Tell us about some innovative F&B ideas that you have implemented.
Oh so many! Among the many initiatives and innovations that we have made include: the very first Hyderabad’s grill restaurant with live tabletop grilling, the first sizzlers restaurant in the city with an interesting cowboy theme, the largest buffet restaurant of the city, first Persian themed restaurant, live Sufi music every day, innovative ice creams such as Guntur Chilli, Nolan Gur, etc. The list goes on.
How do you look at the evolution of fine dining over the years?
Industry wise, the concept of fine dining has, kind of, diluted. Any place with a good ambience and decent food is now considered good for fine dining. The classical approach to fine dining is diminishing in new age India.
What do you think of the future of food industry in India and how do you see it evolving?
Casual dining holds a lot of promise and will rapidly bloom in the future. No frills dining, value pricing with innovative offerings will find many takers.
Is there a shift towards micro cuisines/local flavours as opposed to regional cuisine?
Not largely. The popular cuisines still dominate and micro cuisines are still largely undiscovered and unorganised.
Which have been the popular flavours at your outlets?
For me, creativity is the flavour of all times. I spend a lot of time with my chefs brainstorming about different combinations, R&D, and try to get some unusual unthinkable flavours. For instance, our Guntur Chilli ice-cream (Sahibs) is the talk of the town currently.
At your restaurants, how do you address quality control concerns supply chain issues?
As we speak, my team is working on a state-of-the-art central commissary, which will be able to sustain the demand of various outlets for the next 10+ years. This will help in achieving more quality consistency in food, and give us a better control over quality and cost. Not to forget, it will also be HACCP certified, thus giving more assurance to our patrons about everything they eat in Ohri’s, where food is prepared under utmost hygiene guidelines.
What are the ‘mindful dining’ measures (sustainability, reduced food waste etc) that you have introduced and to what extent has it helped cut costs (before & after)?
We hoteliers have to realise that what we throw into the bin, without thinking for a minute, takes a minimum of 1-5 months to grow in the fields where our farmers put their work and sweat. We, as an organisation, are implementing processes and systems to reduce food wastage to a bare minimum. At the same time, we are also planning to use our daily food waste to be converted into bio gas – thus reducing our carbon footprint, using sustainable fuel for cooking, and producing organic manure, which can be given free to the local farmers.
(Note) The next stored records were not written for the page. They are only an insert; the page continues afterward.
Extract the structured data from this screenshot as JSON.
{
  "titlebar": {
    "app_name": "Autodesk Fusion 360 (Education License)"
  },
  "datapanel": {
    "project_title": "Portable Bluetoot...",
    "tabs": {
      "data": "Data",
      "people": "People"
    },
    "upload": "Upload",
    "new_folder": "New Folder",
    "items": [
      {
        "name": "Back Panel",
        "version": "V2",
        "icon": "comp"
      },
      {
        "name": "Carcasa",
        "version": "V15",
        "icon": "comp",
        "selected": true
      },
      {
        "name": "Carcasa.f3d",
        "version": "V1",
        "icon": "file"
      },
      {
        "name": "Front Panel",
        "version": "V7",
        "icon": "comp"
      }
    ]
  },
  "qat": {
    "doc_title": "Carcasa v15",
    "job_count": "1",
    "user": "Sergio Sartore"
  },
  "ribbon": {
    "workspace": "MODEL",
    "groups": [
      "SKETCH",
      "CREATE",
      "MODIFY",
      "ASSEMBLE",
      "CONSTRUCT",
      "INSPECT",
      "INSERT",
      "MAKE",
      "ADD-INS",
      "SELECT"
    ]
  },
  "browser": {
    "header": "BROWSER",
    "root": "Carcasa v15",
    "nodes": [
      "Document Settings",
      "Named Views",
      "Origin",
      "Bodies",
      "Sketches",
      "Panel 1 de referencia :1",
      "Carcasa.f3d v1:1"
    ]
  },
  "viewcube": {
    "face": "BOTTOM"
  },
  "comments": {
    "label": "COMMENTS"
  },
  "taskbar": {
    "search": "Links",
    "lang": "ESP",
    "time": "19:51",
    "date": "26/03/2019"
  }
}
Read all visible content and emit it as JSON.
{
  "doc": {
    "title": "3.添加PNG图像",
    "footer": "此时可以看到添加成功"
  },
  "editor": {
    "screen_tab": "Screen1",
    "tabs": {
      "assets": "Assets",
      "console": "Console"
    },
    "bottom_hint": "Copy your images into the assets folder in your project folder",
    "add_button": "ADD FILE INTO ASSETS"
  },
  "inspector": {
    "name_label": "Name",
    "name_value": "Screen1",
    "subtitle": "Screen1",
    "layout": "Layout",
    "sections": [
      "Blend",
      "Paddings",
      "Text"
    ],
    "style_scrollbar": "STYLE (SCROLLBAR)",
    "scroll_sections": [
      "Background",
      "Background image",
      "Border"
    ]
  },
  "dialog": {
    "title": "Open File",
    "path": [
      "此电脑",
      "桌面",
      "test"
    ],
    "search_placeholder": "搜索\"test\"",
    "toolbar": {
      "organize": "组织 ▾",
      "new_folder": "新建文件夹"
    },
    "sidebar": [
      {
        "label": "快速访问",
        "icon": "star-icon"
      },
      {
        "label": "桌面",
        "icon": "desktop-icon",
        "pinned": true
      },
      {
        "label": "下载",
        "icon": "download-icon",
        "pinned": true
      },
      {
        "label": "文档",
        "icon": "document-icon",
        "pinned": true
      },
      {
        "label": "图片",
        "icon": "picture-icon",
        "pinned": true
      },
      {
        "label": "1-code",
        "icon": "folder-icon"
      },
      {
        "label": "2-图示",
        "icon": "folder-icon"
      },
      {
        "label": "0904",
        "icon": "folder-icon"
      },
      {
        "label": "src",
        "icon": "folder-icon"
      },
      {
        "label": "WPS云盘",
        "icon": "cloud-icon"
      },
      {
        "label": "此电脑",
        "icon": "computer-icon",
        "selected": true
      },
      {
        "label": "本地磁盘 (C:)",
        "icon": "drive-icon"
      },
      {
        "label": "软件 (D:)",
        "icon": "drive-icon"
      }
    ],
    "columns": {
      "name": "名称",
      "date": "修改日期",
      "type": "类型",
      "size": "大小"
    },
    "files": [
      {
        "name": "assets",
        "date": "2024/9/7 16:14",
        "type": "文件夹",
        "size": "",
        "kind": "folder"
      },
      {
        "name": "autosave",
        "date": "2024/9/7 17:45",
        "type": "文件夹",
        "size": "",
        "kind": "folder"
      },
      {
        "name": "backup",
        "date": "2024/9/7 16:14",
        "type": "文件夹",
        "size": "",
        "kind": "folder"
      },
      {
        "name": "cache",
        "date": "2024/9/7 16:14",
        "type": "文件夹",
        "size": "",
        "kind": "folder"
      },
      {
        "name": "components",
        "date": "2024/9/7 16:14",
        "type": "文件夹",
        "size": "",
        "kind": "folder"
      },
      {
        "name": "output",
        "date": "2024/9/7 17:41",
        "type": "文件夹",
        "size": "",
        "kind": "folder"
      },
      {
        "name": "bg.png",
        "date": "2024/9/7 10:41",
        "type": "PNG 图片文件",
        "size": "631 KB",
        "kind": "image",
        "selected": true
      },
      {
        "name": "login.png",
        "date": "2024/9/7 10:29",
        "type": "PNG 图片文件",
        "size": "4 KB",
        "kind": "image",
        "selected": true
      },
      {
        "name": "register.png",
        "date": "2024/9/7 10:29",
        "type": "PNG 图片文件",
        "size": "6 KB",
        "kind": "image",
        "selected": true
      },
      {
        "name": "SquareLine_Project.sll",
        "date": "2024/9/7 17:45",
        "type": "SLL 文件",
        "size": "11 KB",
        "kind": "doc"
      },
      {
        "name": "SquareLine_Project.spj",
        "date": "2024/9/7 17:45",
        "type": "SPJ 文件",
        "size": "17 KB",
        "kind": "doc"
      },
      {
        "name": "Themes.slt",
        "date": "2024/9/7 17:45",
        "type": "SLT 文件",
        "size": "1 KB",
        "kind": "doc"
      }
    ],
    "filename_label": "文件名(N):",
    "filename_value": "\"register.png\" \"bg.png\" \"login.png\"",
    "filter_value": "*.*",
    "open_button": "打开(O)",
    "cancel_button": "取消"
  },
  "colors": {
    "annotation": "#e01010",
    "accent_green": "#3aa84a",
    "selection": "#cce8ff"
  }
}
This will result in better cost with better profits. In this process, we have been able to control our overall food cost by three per cent in the last six months and eyeing for higher savings in the future.
What do you consider as the biggest challenge in your professional arena?
As an industry we are facing an acute shortage of skilled and trained manpower. And that’s the biggest challenge. Because for me, my people make the organisation and they make the most integral part. I am observing a decline in the number of students who are willing to join the industry after their Hotel Management. I am closely associated with IHM and so is my corporate chef. We encourage students to join the industry. I am also planning to adopt a classroom in IHM Hyderabad and remodel it as an Ohri’s restaurant so as to give the students a real feel of a foodservice outlet.
What do you look for in your business partners?
Choosing the right business partner is very crucial as it can either make or break the business. I also look at my vendors as my business partners. I am very particular about work ethics and professionalism. At the same time I believe in transparency. If all this is in place and the wave length matches, voila you get what you were looking for – a right business partner!
What are your plans for expansion, innovation and more? We are continuously innovating – be it with food or new concepts or brands – and this is going to fuel our expansion plan, which is to have a pan-India presence in the next five years with 100 restaurants dedicated to creating happy Dining!